Data extract ▸
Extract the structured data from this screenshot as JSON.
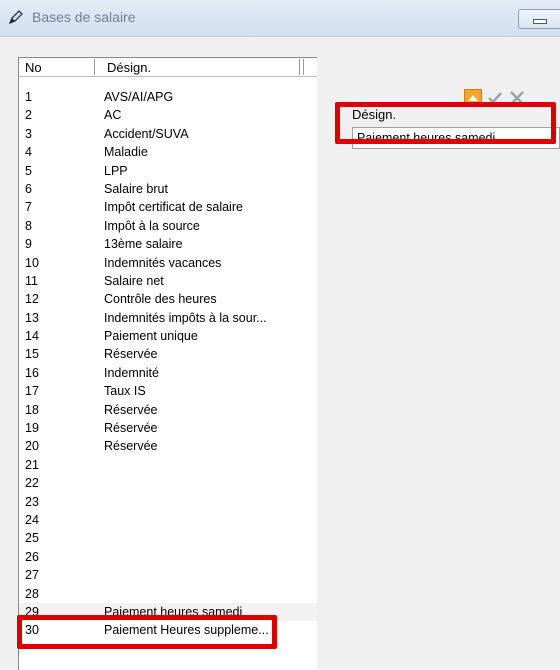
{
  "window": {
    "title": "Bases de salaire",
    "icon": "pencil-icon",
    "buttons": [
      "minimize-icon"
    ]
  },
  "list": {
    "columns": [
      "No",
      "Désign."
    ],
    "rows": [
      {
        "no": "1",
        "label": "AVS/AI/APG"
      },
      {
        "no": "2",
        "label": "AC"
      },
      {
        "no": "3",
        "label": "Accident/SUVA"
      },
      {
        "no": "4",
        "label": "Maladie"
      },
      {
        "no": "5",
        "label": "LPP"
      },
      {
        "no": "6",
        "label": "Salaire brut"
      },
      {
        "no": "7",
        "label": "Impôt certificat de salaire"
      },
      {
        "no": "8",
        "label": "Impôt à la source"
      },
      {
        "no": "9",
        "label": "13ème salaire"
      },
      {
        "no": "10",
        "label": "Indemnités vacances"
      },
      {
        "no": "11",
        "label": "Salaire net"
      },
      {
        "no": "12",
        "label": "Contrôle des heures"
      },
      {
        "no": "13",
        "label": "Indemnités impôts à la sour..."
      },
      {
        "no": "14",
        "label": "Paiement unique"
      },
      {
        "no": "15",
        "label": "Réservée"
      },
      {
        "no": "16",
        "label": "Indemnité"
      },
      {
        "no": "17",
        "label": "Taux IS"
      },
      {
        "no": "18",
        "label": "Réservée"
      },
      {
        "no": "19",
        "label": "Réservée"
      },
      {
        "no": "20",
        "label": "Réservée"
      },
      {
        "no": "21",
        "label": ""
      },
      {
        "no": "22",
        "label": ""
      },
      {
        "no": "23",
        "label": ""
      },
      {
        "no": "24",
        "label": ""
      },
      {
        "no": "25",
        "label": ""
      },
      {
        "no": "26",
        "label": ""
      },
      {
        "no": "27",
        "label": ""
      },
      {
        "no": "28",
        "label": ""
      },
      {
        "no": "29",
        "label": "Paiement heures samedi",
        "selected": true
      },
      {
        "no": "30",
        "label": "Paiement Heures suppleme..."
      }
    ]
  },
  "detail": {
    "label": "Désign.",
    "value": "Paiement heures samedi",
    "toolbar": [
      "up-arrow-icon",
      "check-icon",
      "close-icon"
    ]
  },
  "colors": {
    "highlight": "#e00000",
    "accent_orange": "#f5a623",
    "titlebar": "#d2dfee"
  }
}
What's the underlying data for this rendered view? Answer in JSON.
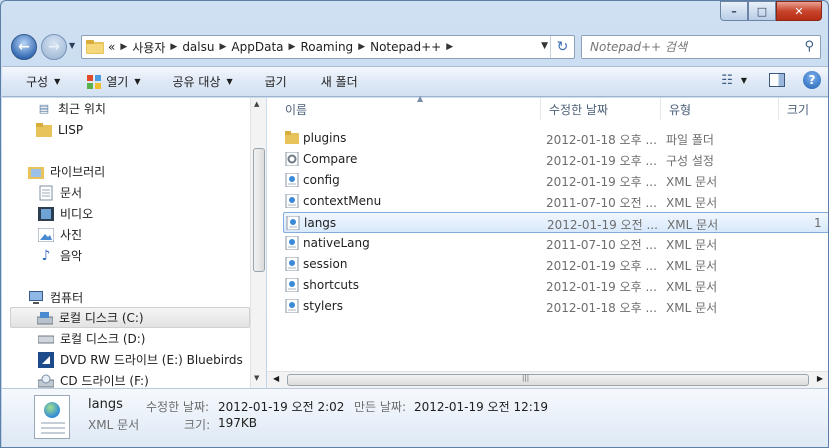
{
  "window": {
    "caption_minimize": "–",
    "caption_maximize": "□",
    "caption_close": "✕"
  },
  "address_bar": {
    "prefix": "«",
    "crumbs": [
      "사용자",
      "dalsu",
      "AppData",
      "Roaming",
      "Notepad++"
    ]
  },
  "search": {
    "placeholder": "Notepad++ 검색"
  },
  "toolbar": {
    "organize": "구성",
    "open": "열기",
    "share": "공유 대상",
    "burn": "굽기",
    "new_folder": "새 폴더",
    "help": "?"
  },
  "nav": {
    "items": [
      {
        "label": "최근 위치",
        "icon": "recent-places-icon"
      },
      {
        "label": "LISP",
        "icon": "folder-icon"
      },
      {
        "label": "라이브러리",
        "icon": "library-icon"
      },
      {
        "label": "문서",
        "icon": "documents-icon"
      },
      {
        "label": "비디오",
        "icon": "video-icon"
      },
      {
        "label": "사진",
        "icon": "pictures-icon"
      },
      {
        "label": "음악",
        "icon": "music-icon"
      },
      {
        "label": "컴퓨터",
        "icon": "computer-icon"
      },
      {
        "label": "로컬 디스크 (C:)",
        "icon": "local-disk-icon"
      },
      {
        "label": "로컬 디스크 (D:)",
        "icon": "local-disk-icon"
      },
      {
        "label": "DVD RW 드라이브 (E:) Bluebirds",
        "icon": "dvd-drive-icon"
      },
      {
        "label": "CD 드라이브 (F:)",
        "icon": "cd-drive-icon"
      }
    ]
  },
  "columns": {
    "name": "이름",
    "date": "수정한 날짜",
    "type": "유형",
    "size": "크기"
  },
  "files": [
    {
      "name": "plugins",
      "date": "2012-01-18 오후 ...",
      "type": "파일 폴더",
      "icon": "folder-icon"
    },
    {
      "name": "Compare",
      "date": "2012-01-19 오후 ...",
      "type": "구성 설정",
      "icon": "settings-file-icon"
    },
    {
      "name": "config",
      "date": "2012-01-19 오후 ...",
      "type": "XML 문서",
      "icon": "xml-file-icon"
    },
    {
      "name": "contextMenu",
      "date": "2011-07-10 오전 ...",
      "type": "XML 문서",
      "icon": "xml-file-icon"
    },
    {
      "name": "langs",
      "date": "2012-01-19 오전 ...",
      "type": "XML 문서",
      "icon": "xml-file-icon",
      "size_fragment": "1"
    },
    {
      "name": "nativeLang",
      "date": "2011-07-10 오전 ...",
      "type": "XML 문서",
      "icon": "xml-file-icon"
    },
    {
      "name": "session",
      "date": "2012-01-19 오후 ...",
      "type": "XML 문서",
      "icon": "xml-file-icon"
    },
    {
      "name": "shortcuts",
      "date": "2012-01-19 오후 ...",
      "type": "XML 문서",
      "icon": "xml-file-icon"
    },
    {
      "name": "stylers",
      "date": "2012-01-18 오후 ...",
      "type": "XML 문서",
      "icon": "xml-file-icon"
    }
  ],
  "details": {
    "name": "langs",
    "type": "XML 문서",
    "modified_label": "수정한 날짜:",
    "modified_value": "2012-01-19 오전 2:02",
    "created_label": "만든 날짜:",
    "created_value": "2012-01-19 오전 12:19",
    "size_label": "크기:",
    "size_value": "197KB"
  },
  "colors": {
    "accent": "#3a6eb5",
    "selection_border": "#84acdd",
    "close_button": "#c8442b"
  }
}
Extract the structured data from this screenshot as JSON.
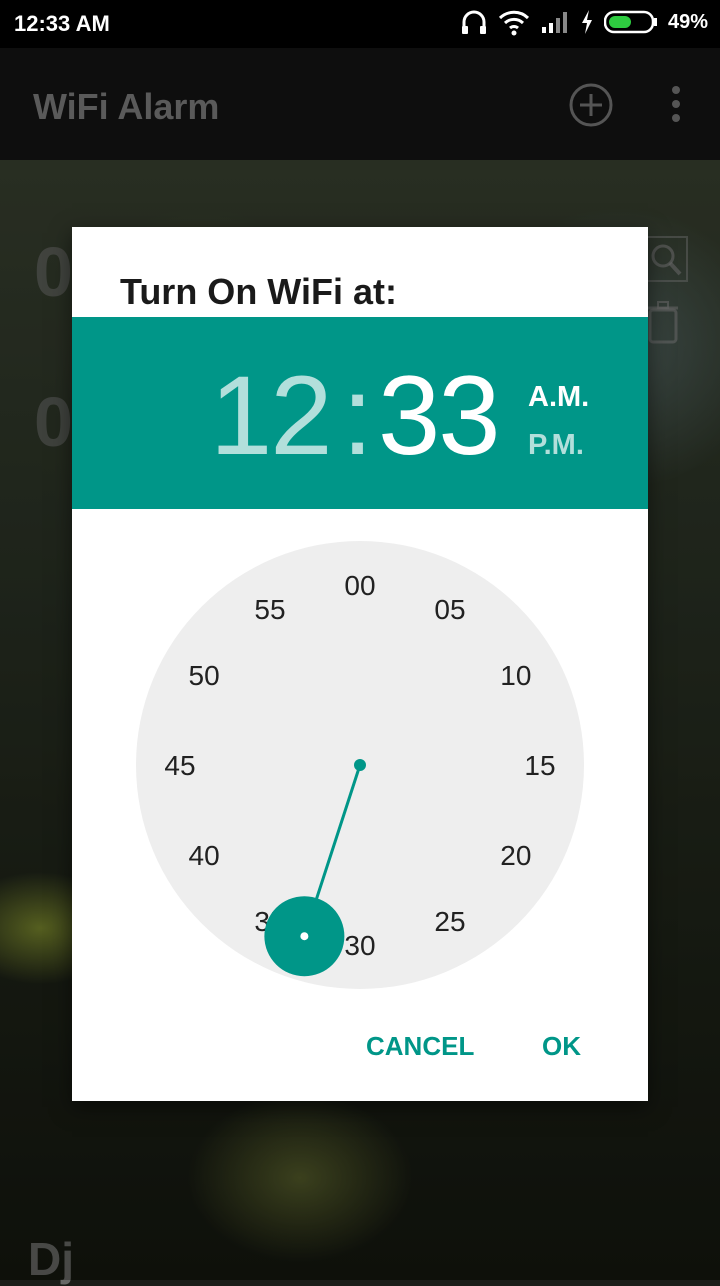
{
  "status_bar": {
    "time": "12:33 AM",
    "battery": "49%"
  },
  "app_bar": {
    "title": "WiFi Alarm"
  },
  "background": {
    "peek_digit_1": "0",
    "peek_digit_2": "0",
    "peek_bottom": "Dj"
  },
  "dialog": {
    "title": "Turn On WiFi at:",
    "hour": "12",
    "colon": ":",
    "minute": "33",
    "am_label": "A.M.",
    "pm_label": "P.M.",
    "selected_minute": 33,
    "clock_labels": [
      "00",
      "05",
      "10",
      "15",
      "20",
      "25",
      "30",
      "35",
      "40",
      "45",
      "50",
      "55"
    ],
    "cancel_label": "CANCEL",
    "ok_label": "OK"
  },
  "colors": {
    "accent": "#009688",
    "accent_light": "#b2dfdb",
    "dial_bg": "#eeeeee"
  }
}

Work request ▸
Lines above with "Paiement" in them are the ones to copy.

Solution for this problem ▸
        "label": "Paiement unique"
        "label": "Paiement heures samedi",
        "label": "Paiement Heures suppleme..."
    "value": "Paiement heures samedi",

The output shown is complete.